Task directions —
Each entry that follows should be retyped in full and exactly.

Study material —

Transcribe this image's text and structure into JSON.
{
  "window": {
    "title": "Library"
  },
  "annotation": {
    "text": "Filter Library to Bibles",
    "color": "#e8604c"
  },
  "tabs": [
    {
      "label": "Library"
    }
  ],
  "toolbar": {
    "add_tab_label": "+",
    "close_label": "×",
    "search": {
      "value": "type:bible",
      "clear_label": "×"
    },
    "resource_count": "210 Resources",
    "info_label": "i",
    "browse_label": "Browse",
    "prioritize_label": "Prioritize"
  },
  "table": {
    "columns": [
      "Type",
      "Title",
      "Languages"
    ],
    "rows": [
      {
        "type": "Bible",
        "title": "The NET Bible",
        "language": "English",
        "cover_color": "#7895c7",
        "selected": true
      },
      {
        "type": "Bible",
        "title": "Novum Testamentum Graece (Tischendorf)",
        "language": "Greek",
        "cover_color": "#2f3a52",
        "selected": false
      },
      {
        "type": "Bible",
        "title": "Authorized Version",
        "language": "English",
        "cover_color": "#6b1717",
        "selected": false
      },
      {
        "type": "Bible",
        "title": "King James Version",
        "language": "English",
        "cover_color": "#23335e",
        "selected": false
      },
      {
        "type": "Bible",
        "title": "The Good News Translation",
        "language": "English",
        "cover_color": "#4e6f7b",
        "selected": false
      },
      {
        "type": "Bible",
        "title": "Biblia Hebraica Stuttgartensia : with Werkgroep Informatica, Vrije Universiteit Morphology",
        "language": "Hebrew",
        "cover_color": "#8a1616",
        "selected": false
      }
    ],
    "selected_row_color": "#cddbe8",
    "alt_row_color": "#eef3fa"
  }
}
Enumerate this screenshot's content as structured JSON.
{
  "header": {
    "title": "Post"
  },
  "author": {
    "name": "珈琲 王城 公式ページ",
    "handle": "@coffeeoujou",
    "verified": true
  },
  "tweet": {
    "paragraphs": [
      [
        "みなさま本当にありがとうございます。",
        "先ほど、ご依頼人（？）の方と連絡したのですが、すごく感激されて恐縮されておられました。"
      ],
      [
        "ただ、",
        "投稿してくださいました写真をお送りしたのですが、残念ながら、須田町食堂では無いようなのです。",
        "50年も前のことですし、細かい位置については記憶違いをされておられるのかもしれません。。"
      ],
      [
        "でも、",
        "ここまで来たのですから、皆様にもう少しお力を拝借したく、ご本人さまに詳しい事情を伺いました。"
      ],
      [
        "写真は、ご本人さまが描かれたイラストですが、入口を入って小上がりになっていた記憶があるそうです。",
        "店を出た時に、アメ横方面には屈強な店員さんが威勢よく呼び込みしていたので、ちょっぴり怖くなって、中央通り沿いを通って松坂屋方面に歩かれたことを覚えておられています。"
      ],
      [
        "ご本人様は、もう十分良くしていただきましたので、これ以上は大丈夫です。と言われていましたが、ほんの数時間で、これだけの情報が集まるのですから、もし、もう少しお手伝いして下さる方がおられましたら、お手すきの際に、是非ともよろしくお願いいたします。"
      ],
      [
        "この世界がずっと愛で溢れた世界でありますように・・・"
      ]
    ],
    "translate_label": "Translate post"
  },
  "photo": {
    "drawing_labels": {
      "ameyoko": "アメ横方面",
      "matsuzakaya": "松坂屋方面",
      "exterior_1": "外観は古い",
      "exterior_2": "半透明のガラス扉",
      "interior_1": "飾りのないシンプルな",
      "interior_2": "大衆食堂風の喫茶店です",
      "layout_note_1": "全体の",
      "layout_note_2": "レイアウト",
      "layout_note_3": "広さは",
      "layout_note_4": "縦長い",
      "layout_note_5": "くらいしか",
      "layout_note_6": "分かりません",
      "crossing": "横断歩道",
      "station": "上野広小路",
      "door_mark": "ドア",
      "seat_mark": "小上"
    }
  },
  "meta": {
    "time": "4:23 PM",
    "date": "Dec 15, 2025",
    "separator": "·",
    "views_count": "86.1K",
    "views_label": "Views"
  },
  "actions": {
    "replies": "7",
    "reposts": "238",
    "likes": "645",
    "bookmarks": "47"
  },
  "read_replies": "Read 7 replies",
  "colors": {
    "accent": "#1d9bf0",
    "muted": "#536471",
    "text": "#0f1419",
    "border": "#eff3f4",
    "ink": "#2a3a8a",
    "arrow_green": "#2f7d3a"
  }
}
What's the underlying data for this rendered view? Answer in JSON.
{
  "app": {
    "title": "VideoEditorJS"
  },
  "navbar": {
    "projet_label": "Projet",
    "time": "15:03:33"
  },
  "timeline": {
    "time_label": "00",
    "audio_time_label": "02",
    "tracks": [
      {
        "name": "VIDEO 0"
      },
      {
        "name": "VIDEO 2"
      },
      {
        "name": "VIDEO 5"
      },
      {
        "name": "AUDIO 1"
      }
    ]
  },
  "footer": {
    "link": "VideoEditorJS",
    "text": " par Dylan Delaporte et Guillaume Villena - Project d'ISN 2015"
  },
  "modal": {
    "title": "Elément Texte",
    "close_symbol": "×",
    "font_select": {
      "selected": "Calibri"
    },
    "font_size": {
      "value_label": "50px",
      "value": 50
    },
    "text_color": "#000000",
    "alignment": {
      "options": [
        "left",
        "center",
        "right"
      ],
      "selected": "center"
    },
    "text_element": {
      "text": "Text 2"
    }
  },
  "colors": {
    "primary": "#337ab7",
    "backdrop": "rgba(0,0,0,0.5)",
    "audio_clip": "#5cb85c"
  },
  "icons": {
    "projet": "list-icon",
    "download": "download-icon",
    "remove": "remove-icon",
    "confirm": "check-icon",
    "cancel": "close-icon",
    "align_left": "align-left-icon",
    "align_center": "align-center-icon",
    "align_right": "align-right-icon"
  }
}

Your solution —
Transcribe this image's text and structure into JSON.
{
  "window": {
    "title": "Library"
  },
  "annotation": {
    "text": "Filter Library to Bibles",
    "color": "#e8604c"
  },
  "tabs": [
    {
      "label": "Library"
    }
  ],
  "toolbar": {
    "add_tab_label": "+",
    "close_label": "×",
    "search": {
      "value": "type:bible",
      "clear_label": "×"
    },
    "resource_count": "210 Resources",
    "info_label": "i",
    "browse_label": "Browse",
    "prioritize_label": "Prioritize"
  },
  "table": {
    "columns": [
      "Type",
      "Title",
      "Languages"
    ],
    "rows": [
      {
        "type": "Bible",
        "title": "The NET Bible",
        "language": "English",
        "cover_color": "#7895c7",
        "selected": true
      },
      {
        "type": "Bible",
        "title": "Novum Testamentum Graece (Tischendorf)",
        "language": "Greek",
        "cover_color": "#2f3a52",
        "selected": false
      },
      {
        "type": "Bible",
        "title": "Authorized Version",
        "language": "English",
        "cover_color": "#6b1717",
        "selected": false
      },
      {
        "type": "Bible",
        "title": "King James Version",
        "language": "English",
        "cover_color": "#23335e",
        "selected": false
      },
      {
        "type": "Bible",
        "title": "The Good News Translation",
        "language": "English",
        "cover_color": "#4e6f7b",
        "selected": false
      },
      {
        "type": "Bible",
        "title": "Biblia Hebraica Stuttgartensia : with Werkgroep Informatica, Vrije Universiteit Morphology",
        "language": "Hebrew",
        "cover_color": "#8a1616",
        "selected": false
      }
    ],
    "selected_row_color": "#cddbe8",
    "alt_row_color": "#eef3fa"
  }
}
Enumerate this screenshot's content as structured JSON.
{
  "header": {
    "title": "Post"
  },
  "author": {
    "name": "珈琲 王城 公式ページ",
    "handle": "@coffeeoujou",
    "verified": true
  },
  "tweet": {
    "paragraphs": [
      [
        "みなさま本当にありがとうございます。",
        "先ほど、ご依頼人（？）の方と連絡したのですが、すごく感激されて恐縮されておられました。"
      ],
      [
        "ただ、",
        "投稿してくださいました写真をお送りしたのですが、残念ながら、須田町食堂では無いようなのです。",
        "50年も前のことですし、細かい位置については記憶違いをされておられるのかもしれません。。"
      ],
      [
        "でも、",
        "ここまで来たのですから、皆様にもう少しお力を拝借したく、ご本人さまに詳しい事情を伺いました。"
      ],
      [
        "写真は、ご本人さまが描かれたイラストですが、入口を入って小上がりになっていた記憶があるそうです。",
        "店を出た時に、アメ横方面には屈強な店員さんが威勢よく呼び込みしていたので、ちょっぴり怖くなって、中央通り沿いを通って松坂屋方面に歩かれたことを覚えておられています。"
      ],
      [
        "ご本人様は、もう十分良くしていただきましたので、これ以上は大丈夫です。と言われていましたが、ほんの数時間で、これだけの情報が集まるのですから、もし、もう少しお手伝いして下さる方がおられましたら、お手すきの際に、是非ともよろしくお願いいたします。"
      ],
      [
        "この世界がずっと愛で溢れた世界でありますように・・・"
      ]
    ],
    "translate_label": "Translate post"
  },
  "photo": {
    "drawing_labels": {
      "ameyoko": "アメ横方面",
      "matsuzakaya": "松坂屋方面",
      "exterior_1": "外観は古い",
      "exterior_2": "半透明のガラス扉",
      "interior_1": "飾りのないシンプルな",
      "interior_2": "大衆食堂風の喫茶店です",
      "layout_note_1": "全体の",
      "layout_note_2": "レイアウト",
      "layout_note_3": "広さは",
      "layout_note_4": "縦長い",
      "layout_note_5": "くらいしか",
      "layout_note_6": "分かりません",
      "crossing": "横断歩道",
      "station": "上野広小路",
      "door_mark": "ドア",
      "seat_mark": "小上"
    }
  },
  "meta": {
    "time": "4:23 PM",
    "date": "Dec 15, 2025",
    "separator": "·",
    "views_count": "86.1K",
    "views_label": "Views"
  },
  "actions": {
    "replies": "7",
    "reposts": "238",
    "likes": "645",
    "bookmarks": "47"
  },
  "read_replies": "Read 7 replies",
  "colors": {
    "accent": "#1d9bf0",
    "muted": "#536471",
    "text": "#0f1419",
    "border": "#eff3f4",
    "ink": "#2a3a8a",
    "arrow_green": "#2f7d3a"
  }
}
What's the underlying data for this rendered view? Answer in JSON.
{
  "app": {
    "title": "VideoEditorJS"
  },
  "navbar": {
    "projet_label": "Projet",
    "time": "15:03:33"
  },
  "timeline": {
    "time_label": "00",
    "audio_time_label": "02",
    "tracks": [
      {
        "name": "VIDEO 0"
      },
      {
        "name": "VIDEO 2"
      },
      {
        "name": "VIDEO 5"
      },
      {
        "name": "AUDIO 1"
      }
    ]
  },
  "footer": {
    "link": "VideoEditorJS",
    "text": " par Dylan Delaporte et Guillaume Villena - Project d'ISN 2015"
  },
  "modal": {
    "title": "Elément Texte",
    "close_symbol": "×",
    "font_select": {
      "selected": "Calibri"
    },
    "font_size": {
      "value_label": "50px",
      "value": 50
    },
    "text_color": "#000000",
    "alignment": {
      "options": [
        "left",
        "center",
        "right"
      ],
      "selected": "center"
    },
    "text_element": {
      "text": "Text 2"
    }
  },
  "colors": {
    "primary": "#337ab7",
    "backdrop": "rgba(0,0,0,0.5)",
    "audio_clip": "#5cb85c"
  },
  "icons": {
    "projet": "list-icon",
    "download": "download-icon",
    "remove": "remove-icon",
    "confirm": "check-icon",
    "cancel": "close-icon",
    "align_left": "align-left-icon",
    "align_center": "align-center-icon",
    "align_right": "align-right-icon"
  }
}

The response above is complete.